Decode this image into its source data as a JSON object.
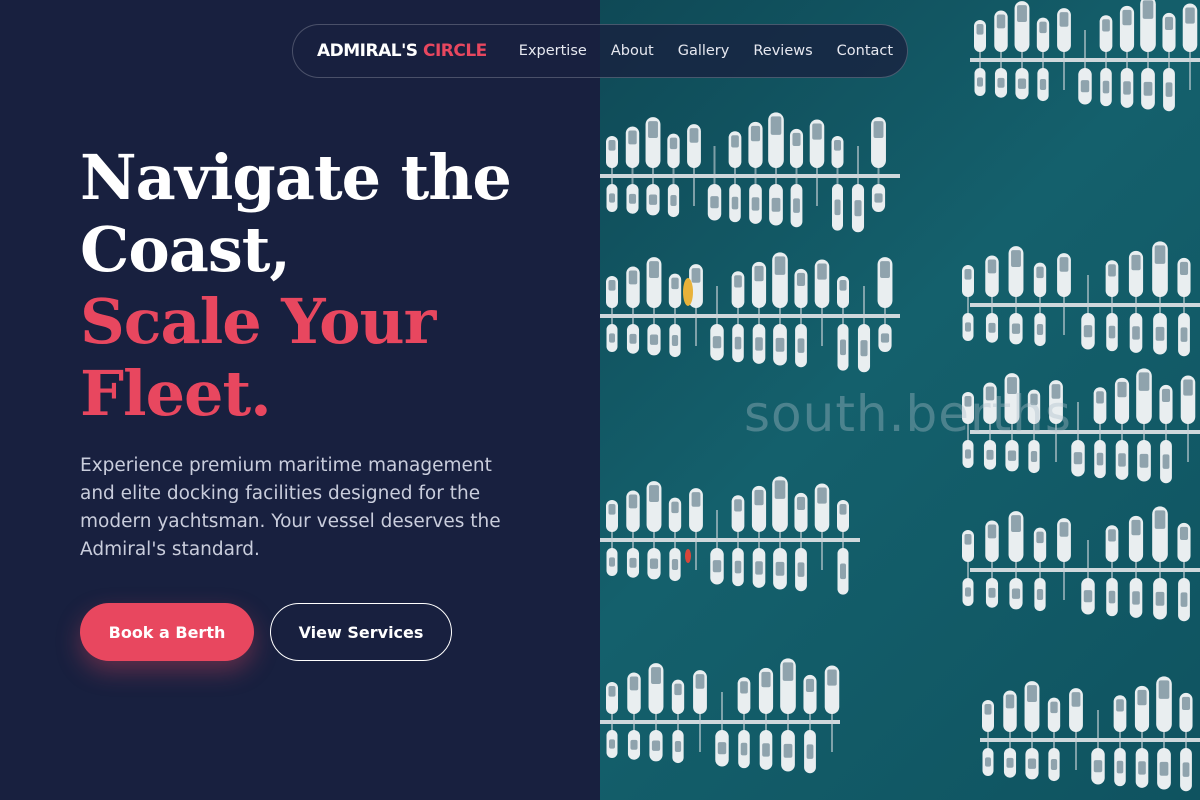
{
  "brand": {
    "logo_primary": "ADMIRAL'S",
    "logo_accent": "CIRCLE",
    "accent_color": "#e8475f",
    "background_color": "#18203f"
  },
  "nav": {
    "items": [
      {
        "label": "Expertise"
      },
      {
        "label": "About"
      },
      {
        "label": "Gallery"
      },
      {
        "label": "Reviews"
      },
      {
        "label": "Contact"
      }
    ]
  },
  "hero": {
    "title_line1": "Navigate the",
    "title_line2": "Coast,",
    "title_accent_line1": "Scale Your",
    "title_accent_line2": "Fleet.",
    "description": "Experience premium maritime management and elite docking facilities designed for the modern yachtsman. Your vessel deserves the Admiral's standard.",
    "primary_button": "Book a Berth",
    "secondary_button": "View Services"
  },
  "image": {
    "watermark": "south.berths"
  }
}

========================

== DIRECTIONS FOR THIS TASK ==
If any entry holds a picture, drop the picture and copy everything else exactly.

== EXERCISE OUTPUT ==
Decode this image into its source data as a JSON object.
{
  "brand": {
    "logo_primary": "ADMIRAL'S",
    "logo_accent": "CIRCLE",
    "accent_color": "#e8475f",
    "background_color": "#18203f"
  },
  "nav": {
    "items": [
      {
        "label": "Expertise"
      },
      {
        "label": "About"
      },
      {
        "label": "Gallery"
      },
      {
        "label": "Reviews"
      },
      {
        "label": "Contact"
      }
    ]
  },
  "hero": {
    "title_line1": "Navigate the",
    "title_line2": "Coast,",
    "title_accent_line1": "Scale Your",
    "title_accent_line2": "Fleet.",
    "description": "Experience premium maritime management and elite docking facilities designed for the modern yachtsman. Your vessel deserves the Admiral's standard.",
    "primary_button": "Book a Berth",
    "secondary_button": "View Services"
  },
  "image": {
    "watermark": "south.berths"
  }
}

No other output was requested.